__Task to complete__. Return only the lines from the one containing "Give me the" to the end of the material, with each one exactly as it appears.
** Data extract follows **
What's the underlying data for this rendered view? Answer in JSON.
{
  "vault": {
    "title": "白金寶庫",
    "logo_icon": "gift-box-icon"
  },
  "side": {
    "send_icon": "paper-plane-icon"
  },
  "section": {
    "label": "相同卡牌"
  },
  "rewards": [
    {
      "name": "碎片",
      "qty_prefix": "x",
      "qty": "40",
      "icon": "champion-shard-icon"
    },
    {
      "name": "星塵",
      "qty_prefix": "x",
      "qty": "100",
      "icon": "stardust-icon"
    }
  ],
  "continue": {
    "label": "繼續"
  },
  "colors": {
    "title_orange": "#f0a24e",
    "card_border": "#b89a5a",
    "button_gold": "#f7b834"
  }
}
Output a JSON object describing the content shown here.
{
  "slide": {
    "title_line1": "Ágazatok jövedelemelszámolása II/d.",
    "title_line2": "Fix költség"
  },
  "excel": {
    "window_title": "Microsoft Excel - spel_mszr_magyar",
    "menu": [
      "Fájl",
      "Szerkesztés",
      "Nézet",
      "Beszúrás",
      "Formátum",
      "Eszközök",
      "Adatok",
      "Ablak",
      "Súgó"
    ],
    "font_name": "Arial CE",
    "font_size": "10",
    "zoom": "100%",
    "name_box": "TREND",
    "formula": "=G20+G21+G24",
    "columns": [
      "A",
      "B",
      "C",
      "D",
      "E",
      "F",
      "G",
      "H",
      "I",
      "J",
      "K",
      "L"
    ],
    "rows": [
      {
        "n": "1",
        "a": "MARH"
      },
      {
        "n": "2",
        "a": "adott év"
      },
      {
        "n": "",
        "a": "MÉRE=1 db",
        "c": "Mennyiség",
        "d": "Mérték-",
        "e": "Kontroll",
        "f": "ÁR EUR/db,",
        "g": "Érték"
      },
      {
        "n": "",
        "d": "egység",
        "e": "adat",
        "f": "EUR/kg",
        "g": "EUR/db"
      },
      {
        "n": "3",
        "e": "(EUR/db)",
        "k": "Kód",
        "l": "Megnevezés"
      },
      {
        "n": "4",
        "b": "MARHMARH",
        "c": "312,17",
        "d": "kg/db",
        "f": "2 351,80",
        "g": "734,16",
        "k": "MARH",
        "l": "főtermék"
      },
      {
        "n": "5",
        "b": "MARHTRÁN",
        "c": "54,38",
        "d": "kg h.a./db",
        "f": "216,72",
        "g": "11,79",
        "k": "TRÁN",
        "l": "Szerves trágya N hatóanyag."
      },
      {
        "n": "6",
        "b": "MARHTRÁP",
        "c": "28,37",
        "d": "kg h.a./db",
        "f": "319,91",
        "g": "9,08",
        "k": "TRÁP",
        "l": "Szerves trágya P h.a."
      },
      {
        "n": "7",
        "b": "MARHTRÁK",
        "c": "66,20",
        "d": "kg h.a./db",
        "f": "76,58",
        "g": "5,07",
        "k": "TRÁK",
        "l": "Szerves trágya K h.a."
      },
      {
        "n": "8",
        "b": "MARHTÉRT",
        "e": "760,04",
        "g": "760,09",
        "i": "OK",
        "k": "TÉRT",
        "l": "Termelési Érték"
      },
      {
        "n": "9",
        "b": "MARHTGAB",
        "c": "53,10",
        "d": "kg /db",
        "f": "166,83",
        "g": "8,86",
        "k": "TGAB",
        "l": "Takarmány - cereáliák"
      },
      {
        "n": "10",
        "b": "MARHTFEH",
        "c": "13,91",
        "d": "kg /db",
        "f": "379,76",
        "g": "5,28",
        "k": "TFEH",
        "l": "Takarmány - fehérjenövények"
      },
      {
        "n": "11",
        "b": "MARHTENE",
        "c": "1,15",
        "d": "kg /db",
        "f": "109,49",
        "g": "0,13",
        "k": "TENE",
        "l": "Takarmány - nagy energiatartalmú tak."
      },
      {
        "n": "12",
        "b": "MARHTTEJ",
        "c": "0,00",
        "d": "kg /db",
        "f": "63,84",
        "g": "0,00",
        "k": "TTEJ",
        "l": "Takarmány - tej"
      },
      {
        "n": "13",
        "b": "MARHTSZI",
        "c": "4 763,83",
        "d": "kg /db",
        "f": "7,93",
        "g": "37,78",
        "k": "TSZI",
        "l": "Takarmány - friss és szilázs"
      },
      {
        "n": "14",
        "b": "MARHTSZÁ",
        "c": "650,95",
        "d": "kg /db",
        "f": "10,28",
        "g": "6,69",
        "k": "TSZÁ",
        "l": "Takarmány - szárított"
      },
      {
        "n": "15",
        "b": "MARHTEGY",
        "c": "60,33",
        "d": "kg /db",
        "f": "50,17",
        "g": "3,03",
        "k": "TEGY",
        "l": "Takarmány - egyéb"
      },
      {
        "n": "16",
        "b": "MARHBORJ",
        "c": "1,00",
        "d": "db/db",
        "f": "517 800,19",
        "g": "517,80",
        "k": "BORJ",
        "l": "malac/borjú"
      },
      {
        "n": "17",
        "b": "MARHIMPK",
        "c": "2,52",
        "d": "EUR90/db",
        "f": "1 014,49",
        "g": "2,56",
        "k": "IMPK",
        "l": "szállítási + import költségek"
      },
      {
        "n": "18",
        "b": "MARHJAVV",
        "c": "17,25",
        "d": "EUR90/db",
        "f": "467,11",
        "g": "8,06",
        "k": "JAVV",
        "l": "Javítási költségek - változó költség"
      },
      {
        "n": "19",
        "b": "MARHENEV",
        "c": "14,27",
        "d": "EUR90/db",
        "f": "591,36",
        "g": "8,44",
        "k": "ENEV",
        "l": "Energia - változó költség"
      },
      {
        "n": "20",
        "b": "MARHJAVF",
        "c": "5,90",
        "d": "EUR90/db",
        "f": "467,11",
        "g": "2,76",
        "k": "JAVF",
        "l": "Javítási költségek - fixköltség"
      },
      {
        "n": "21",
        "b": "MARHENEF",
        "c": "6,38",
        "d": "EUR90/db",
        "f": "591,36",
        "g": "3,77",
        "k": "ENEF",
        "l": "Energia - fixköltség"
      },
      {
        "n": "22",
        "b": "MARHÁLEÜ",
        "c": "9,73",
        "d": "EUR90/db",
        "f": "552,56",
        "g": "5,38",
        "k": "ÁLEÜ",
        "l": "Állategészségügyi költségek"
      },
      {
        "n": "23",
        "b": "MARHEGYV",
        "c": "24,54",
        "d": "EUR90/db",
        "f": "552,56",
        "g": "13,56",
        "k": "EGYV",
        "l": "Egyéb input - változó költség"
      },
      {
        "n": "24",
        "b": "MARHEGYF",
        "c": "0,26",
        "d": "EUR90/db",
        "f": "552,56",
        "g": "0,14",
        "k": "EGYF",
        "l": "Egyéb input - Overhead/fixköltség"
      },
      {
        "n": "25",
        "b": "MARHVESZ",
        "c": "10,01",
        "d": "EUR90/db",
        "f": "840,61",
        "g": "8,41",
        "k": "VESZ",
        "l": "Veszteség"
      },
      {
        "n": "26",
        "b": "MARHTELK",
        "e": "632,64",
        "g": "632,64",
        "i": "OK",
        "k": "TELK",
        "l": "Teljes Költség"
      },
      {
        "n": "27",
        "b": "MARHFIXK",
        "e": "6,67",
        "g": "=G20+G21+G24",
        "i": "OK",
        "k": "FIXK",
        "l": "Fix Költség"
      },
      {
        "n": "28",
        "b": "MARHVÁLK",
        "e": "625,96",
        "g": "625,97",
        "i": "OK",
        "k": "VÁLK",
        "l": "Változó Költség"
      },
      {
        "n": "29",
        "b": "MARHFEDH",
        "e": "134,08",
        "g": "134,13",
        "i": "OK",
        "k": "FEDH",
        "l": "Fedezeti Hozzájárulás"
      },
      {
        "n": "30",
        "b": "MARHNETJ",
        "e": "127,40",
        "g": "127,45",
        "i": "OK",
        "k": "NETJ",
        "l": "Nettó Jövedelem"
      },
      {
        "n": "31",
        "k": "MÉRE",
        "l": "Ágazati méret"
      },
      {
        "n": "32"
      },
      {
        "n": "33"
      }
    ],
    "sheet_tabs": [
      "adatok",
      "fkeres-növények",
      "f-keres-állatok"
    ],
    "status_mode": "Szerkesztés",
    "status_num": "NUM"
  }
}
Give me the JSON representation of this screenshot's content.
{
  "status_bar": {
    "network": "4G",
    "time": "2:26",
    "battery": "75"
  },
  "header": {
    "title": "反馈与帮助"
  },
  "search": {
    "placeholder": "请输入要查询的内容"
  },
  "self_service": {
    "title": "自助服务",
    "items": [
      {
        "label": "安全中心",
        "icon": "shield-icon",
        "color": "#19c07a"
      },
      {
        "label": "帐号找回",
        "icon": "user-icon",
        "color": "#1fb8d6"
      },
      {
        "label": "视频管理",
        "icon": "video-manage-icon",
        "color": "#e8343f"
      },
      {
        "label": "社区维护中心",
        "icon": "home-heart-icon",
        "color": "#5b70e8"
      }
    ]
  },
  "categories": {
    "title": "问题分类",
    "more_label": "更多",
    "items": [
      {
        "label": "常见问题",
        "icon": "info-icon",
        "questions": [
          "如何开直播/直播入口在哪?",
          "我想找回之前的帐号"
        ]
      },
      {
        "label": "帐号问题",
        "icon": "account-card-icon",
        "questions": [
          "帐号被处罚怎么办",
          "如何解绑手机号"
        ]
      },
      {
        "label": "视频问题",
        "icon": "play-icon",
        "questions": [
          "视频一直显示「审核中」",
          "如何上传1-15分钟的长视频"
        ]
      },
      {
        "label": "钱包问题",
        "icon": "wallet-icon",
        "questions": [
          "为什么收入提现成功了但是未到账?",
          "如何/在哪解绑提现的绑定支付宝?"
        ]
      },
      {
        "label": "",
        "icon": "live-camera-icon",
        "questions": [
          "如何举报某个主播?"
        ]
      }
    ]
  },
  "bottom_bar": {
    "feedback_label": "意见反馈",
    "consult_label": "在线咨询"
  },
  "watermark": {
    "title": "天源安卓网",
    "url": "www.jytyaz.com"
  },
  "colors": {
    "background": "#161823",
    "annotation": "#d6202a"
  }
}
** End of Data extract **
__Output__.
Give me the JSON representation of this screenshot's content.
{
  "status_bar": {
    "network": "4G",
    "time": "2:26",
    "battery": "75"
  },
  "header": {
    "title": "反馈与帮助"
  },
  "search": {
    "placeholder": "请输入要查询的内容"
  },
  "self_service": {
    "title": "自助服务",
    "items": [
      {
        "label": "安全中心",
        "icon": "shield-icon",
        "color": "#19c07a"
      },
      {
        "label": "帐号找回",
        "icon": "user-icon",
        "color": "#1fb8d6"
      },
      {
        "label": "视频管理",
        "icon": "video-manage-icon",
        "color": "#e8343f"
      },
      {
        "label": "社区维护中心",
        "icon": "home-heart-icon",
        "color": "#5b70e8"
      }
    ]
  },
  "categories": {
    "title": "问题分类",
    "more_label": "更多",
    "items": [
      {
        "label": "常见问题",
        "icon": "info-icon",
        "questions": [
          "如何开直播/直播入口在哪?",
          "我想找回之前的帐号"
        ]
      },
      {
        "label": "帐号问题",
        "icon": "account-card-icon",
        "questions": [
          "帐号被处罚怎么办",
          "如何解绑手机号"
        ]
      },
      {
        "label": "视频问题",
        "icon": "play-icon",
        "questions": [
          "视频一直显示「审核中」",
          "如何上传1-15分钟的长视频"
        ]
      },
      {
        "label": "钱包问题",
        "icon": "wallet-icon",
        "questions": [
          "为什么收入提现成功了但是未到账?",
          "如何/在哪解绑提现的绑定支付宝?"
        ]
      },
      {
        "label": "",
        "icon": "live-camera-icon",
        "questions": [
          "如何举报某个主播?"
        ]
      }
    ]
  },
  "bottom_bar": {
    "feedback_label": "意见反馈",
    "consult_label": "在线咨询"
  },
  "watermark": {
    "title": "天源安卓网",
    "url": "www.jytyaz.com"
  },
  "colors": {
    "background": "#161823",
    "annotation": "#d6202a"
  }
}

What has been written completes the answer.